May I be honest? I’m looking ahead to the annual celebration with somewhat mixed emotions. I’m not feeling very Mother of the Year. Instead of cooking dinner for my most deserving mama and enjoying her company, instead of reveling in the love of my husband, kids, and grands, (known as the Baby Czars of All Things Southern), I’ll be on the road, touring with my latest book “Sue Ellen’s Girl Ain’t Fat, She Just Weighs Heavy.” I’ve got Mama’s gift bought, wrapped, and ready to be delivered by my beloved hubby, and my grown kids understand that I didn’t choose the release date, but the facts remain:  I won’t be there. (Shameless plugs time, anyone? My daughter blogs at Kitchen Belleicious and is raising funds to build an orphanage in Rwanda at Shelter a Child http://www.shelterachild.com/ and my daughter-in-law celebrates the daily details of getting to know the Holy One at Providence, http://providence-carey.blogspot.com). I won’t get to enjoy Mama tickling the ivory from the piano bench of Melbourne Baptist Church and I won’t be overdosing on baby sugah. Sigh.

But, then, I mentioned mixed emotions earlier, didn’t I? Well, before some sweet soul cues the violin music, perhaps I should lighten up and come clean on what Mr. Harvey would call “the rest of the story.”  It so happens that while the 8th of May will find me miles from home, it’ll also find me in Savannah, Georgia where I’ve secured myself a little reservation at that famous establishment belonging to Mrs. Paula Deen, the Queen of Southern Cooking. Indeed, y’all, I’ll be suffering for Jesus at The Lady and Sons. I know. It’s a dirty job, but someone has to do it.

Regardless of where you spend it, I wish you each a Happy Mother’s Day. I’d love to think that everyone reading my words had a mother like mine, a woman of faith who taught me from childhood of the Risen Savior who saves souls and anchors lives. But, dear reader, if that’s not your past, I hope you know it can be your future. I pray you’ll be the one that begins such a legacy, and that you’ll be moved to start building that heritage today.

I’d love to see y’all on the road somewhere. Watch for me, and I’ll watch for you. I’ll be the one with an empty glass of sweet tea looking, always looking, for a refill.

Hugs,
Shellie

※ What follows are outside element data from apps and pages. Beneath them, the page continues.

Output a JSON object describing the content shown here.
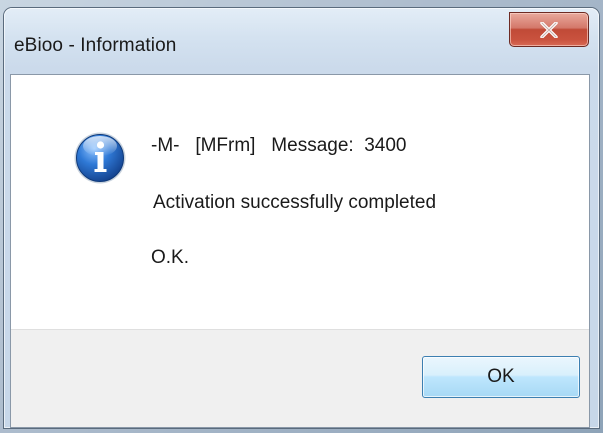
{
  "window": {
    "title": "eBioo - Information",
    "close_icon": "close-icon"
  },
  "message": {
    "icon": "info-icon",
    "line1": "-M-   [MFrm]   Message:  3400",
    "line2": "Activation successfully completed",
    "line3": "O.K."
  },
  "buttons": {
    "ok_label": "OK"
  },
  "colors": {
    "close_red": "#c04a37",
    "ok_blue": "#3c7fb1",
    "info_blue": "#1f5fb8"
  }
}
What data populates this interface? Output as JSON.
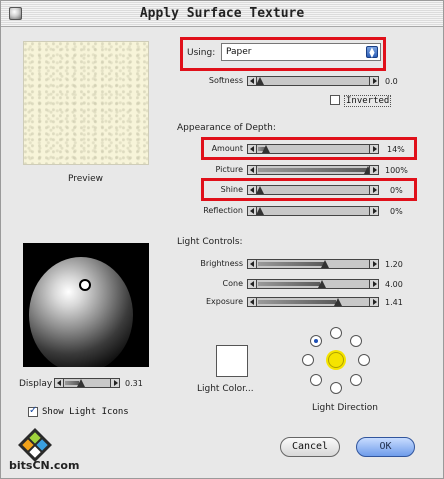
{
  "window": {
    "title": "Apply Surface Texture"
  },
  "preview": {
    "caption": "Preview",
    "texture_color": "#f7f4d9"
  },
  "using": {
    "label": "Using:",
    "value": "Paper"
  },
  "softness": {
    "label": "Softness",
    "value": "0.0",
    "level": 0.0
  },
  "inverted": {
    "label": "Inverted",
    "checked": false
  },
  "depth": {
    "heading": "Appearance of Depth:",
    "rows": [
      {
        "label": "Amount",
        "value": "14%",
        "level": 0.14
      },
      {
        "label": "Picture",
        "value": "100%",
        "level": 1.0
      },
      {
        "label": "Shine",
        "value": "0%",
        "level": 0.0
      },
      {
        "label": "Reflection",
        "value": "0%",
        "level": 0.0
      }
    ]
  },
  "light": {
    "heading": "Light Controls:",
    "rows": [
      {
        "label": "Brightness",
        "value": "1.20",
        "level": 0.6
      },
      {
        "label": "Cone",
        "value": "4.00",
        "level": 0.58
      },
      {
        "label": "Exposure",
        "value": "1.41",
        "level": 0.71
      }
    ],
    "color_caption": "Light Color...",
    "direction_caption": "Light Direction"
  },
  "display": {
    "label": "Display",
    "value": "0.31",
    "level": 0.31
  },
  "show_icons": {
    "label": "Show Light Icons",
    "checked": true
  },
  "buttons": {
    "cancel": "Cancel",
    "ok": "OK"
  },
  "watermark": {
    "text": "bitsCN.com"
  },
  "colors": {
    "highlight": "#e0101a",
    "accent": "#2c5fb8",
    "sun": "#f5e400"
  }
}
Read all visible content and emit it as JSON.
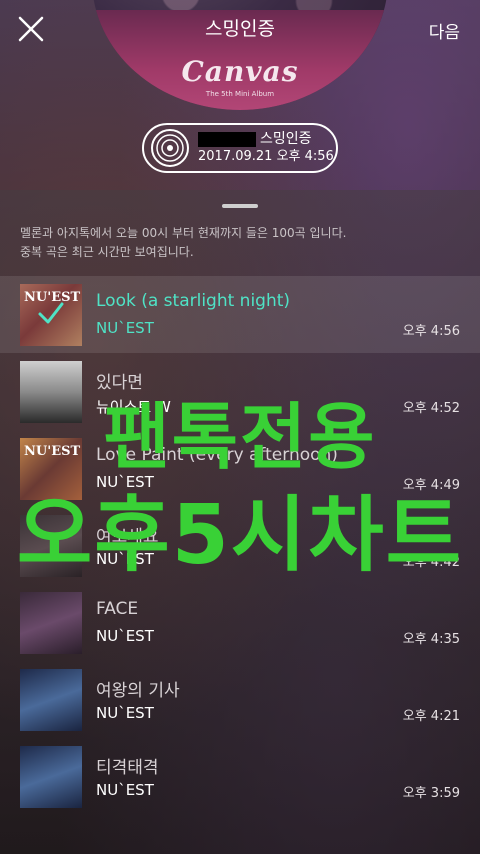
{
  "header": {
    "next_label": "다음",
    "album_overlay_title": "스밍인증",
    "album_name": "Canvas",
    "album_subtitle": "The 5th Mini Album",
    "verify_suffix": "스밍인증",
    "verify_datetime": "2017.09.21 오후 4:56"
  },
  "info": {
    "line1": "멜론과 아지톡에서 오늘 00시 부터 현재까지 들은 100곡 입니다.",
    "line2": "중복 곡은 최근 시간만 보여집니다."
  },
  "songs": [
    {
      "title": "Look (a starlight night)",
      "artist": "NU`EST",
      "time": "오후 4:56",
      "selected": true
    },
    {
      "title": "있다면",
      "artist": "뉴이스트 W",
      "time": "오후 4:52"
    },
    {
      "title": "Love Paint (every afternoon)",
      "artist": "NU`EST",
      "time": "오후 4:49"
    },
    {
      "title": "여보세요",
      "artist": "NU`EST",
      "time": "오후 4:42"
    },
    {
      "title": "FACE",
      "artist": "NU`EST",
      "time": "오후 4:35"
    },
    {
      "title": "여왕의 기사",
      "artist": "NU`EST",
      "time": "오후 4:21"
    },
    {
      "title": "티격태격",
      "artist": "NU`EST",
      "time": "오후 3:59"
    }
  ],
  "thumb_labels": {
    "nuest": "NU'EST"
  },
  "watermark": {
    "line1": "팬톡전용",
    "line2": "오후5시차트"
  },
  "colors": {
    "accent": "#4fe3c6",
    "watermark": "#39d136"
  }
}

Shellie Rushing Tomlinson, known as the Belle of All Things Southern is a radio host, columnist, author, speaker and founder of the All Things Southern online community, www.allthingssouthern.com. She loves meeting, greeting, laughing and learning with the whole wide world or as many who wander her way. Shellie once dreamed of writing great important things that changed the world, only once she started writing the world grinned and christened her a humorist. Shellie saw this as a problem at first, until she discovered that the laughter softens hearts, builds relationships, and invites her into people’s hurting hearts where she can share her own, which is exactly where she wanted to be all along. Look for Shellie’s latest book, Sue Ellen’s Girl Ain’t Fat, She Just Weighs Heavy wherever fine books are sold.